The main change this time was that for the 20 11-16 year old participants we doubled our teachers to 4 (Glen Pike, Francesca Sargent and Matthew Dodkins and me), plus a couple of interested parents helped us out too. This meant that the day was much more relaxed and we noticed they were engaged with the programming for a much higher proportion of the time. Another factor was that we went straight into coding, as none of them needed introduction to minecraft this year. I think one of the biggest strengths of this kind of learning is that they are able to easily switch between playful interaction (jumping into each other’s worlds, building stuff the normal way) and programming.
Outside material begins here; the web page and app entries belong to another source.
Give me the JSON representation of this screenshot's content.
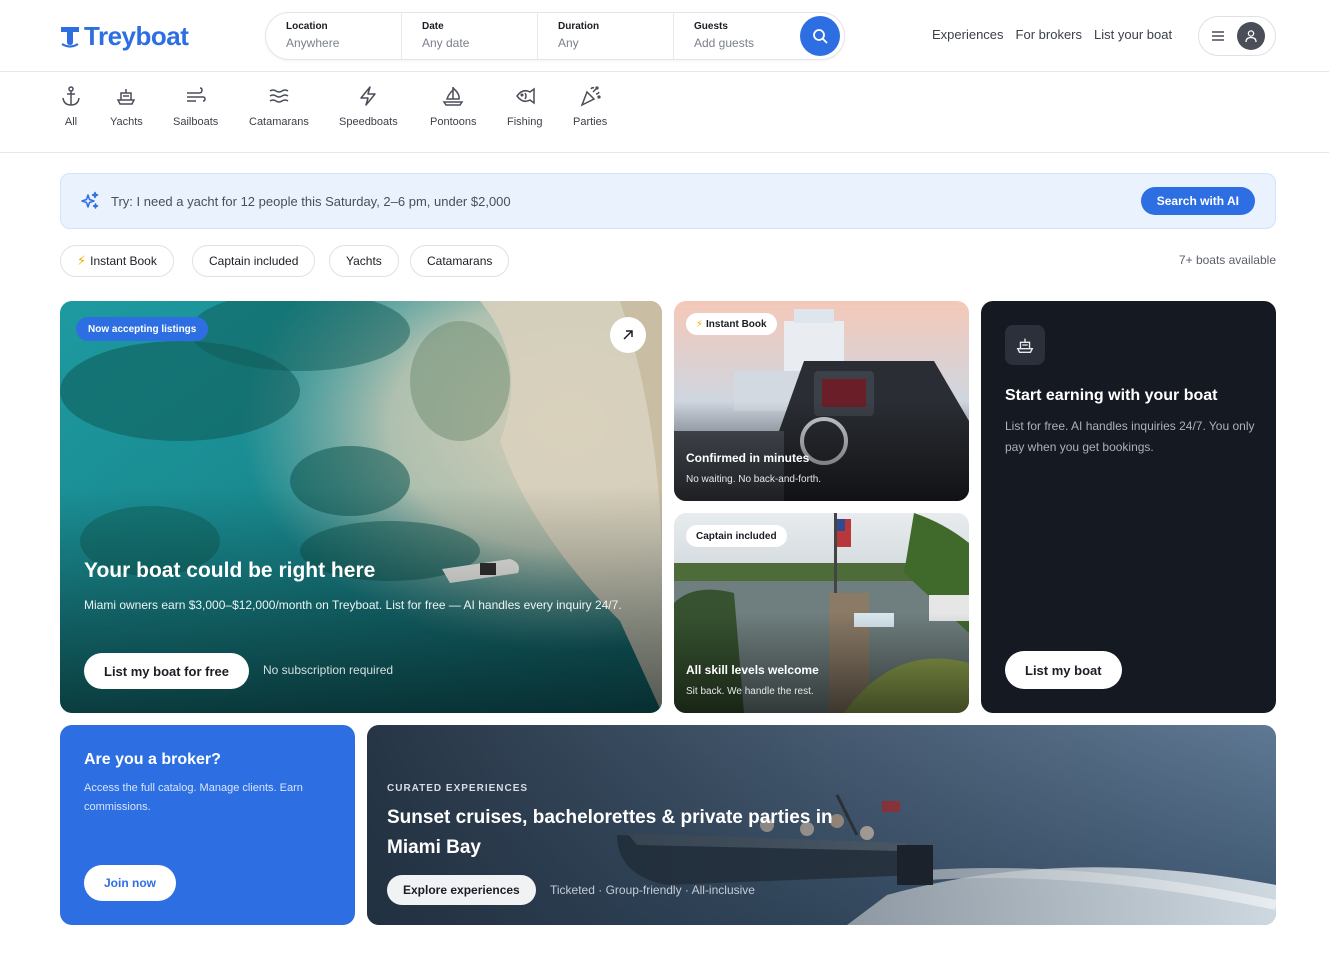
{
  "brand": {
    "name": "Treyboat",
    "accent": "#2d6fe3",
    "dark": "#151922"
  },
  "search": {
    "location": {
      "label": "Location",
      "value": "Anywhere"
    },
    "date": {
      "label": "Date",
      "value": "Any date"
    },
    "duration": {
      "label": "Duration",
      "value": "Any"
    },
    "guests": {
      "label": "Guests",
      "value": "Add guests"
    }
  },
  "nav": {
    "experiences": "Experiences",
    "brokers": "For brokers",
    "list": "List your boat"
  },
  "categories": [
    {
      "label": "All",
      "icon": "anchor-icon"
    },
    {
      "label": "Yachts",
      "icon": "yacht-icon"
    },
    {
      "label": "Sailboats",
      "icon": "wind-icon"
    },
    {
      "label": "Catamarans",
      "icon": "waves-icon"
    },
    {
      "label": "Speedboats",
      "icon": "bolt-icon"
    },
    {
      "label": "Pontoons",
      "icon": "sailboat-icon"
    },
    {
      "label": "Fishing",
      "icon": "fish-icon"
    },
    {
      "label": "Parties",
      "icon": "party-icon"
    }
  ],
  "ai": {
    "prompt": "Try: I need a yacht for 12 people this Saturday, 2–6 pm, under $2,000",
    "button": "Search with AI"
  },
  "filters": [
    "Instant Book",
    "Captain included",
    "Yachts",
    "Catamarans"
  ],
  "available": "7+ boats available",
  "hero": {
    "badge": "Now accepting listings",
    "title": "Your boat could be right here",
    "subtitle": "Miami owners earn $3,000–$12,000/month on Treyboat. List for free — AI handles every inquiry 24/7.",
    "button": "List my boat for free",
    "note": "No subscription required"
  },
  "card_instant": {
    "tag": "Instant Book",
    "title": "Confirmed in minutes",
    "subtitle": "No waiting. No back-and-forth."
  },
  "card_captain": {
    "tag": "Captain included",
    "title": "All skill levels welcome",
    "subtitle": "Sit back. We handle the rest."
  },
  "earn": {
    "title": "Start earning with your boat",
    "subtitle": "List for free. AI handles inquiries 24/7. You only pay when you get bookings.",
    "button": "List my boat"
  },
  "broker": {
    "title": "Are you a broker?",
    "subtitle": "Access the full catalog. Manage clients. Earn commissions.",
    "button": "Join now"
  },
  "experiences": {
    "kicker": "CURATED EXPERIENCES",
    "title": "Sunset cruises, bachelorettes & private parties in Miami Bay",
    "button": "Explore experiences",
    "note": "Ticketed · Group-friendly · All-inclusive"
  }
}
This means there is low pressure which I think makes it more of a self driven activity, as well as making a long (4 hour) workshop possible.
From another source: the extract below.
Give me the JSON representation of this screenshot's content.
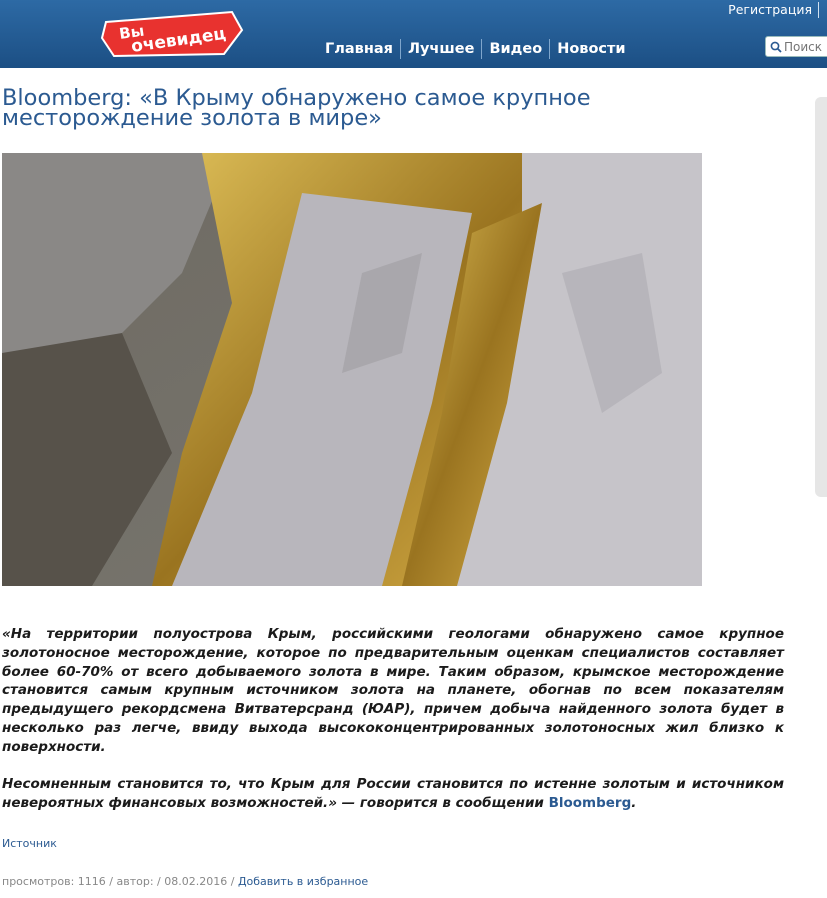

Here are some screenshots of their creations – this was a melon palace created in a world that had somehow become sliced apart:
Inside the melon palace, the waterfall pulsed with a while loop and sleeps that altered the water source blocks.
As last year there was a lot of mixing of activities, using code to create big shapes and then editing them manually for the finer details:
Here, a huge block of water inexplicably cuts through the scenery:
And two houses, that became merged together and then filled with bookshelves and other homely items: